Data privacy appears to be a key focus area for Google recently. The company is expected to roll out Chrome 101 today which features its first implementations of privacy-preserving ad profiling mechanism, and now, it has announced a new "data safety" section for apps in the Play Store.
As the name suggests, data safety is a section where developers will be required to provide more context about the data they collect through their app. This includes information about the following topics:
- Is data being collected and if so, for what purpose?
- Is the data being shared with third parties?
- What are the app's security practices around data, such as encryption policies?
- Has the app's security practices been validated against global security standards?
- Has a qualified app committed to following Google Play's Family Policy to protect children?
Google believes that this level of transparency will give users the confidence to download apps from the Play Store, knowing fully well how their data will be used. The company says that this section will be available today but developers will be asked to fill in the details by July 20.

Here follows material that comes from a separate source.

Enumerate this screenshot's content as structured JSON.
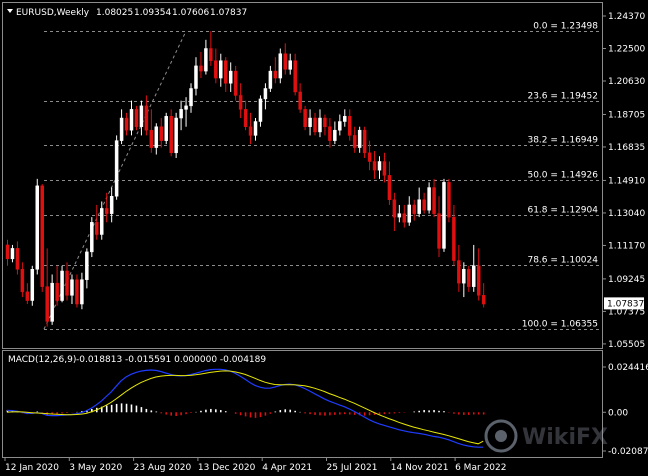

There are interesting implications with this approach, though. It's unclear how Google will validate that the information provided by each developer and each app is accurate, considering that there are millions of apps in the Play Store. Furthermore, Google has not really talked about what will happen to apps which have not been updated with data safety information by July 20? Will they be removed or labeled as unsafe? We will likely find out more on this front in the coming weeks.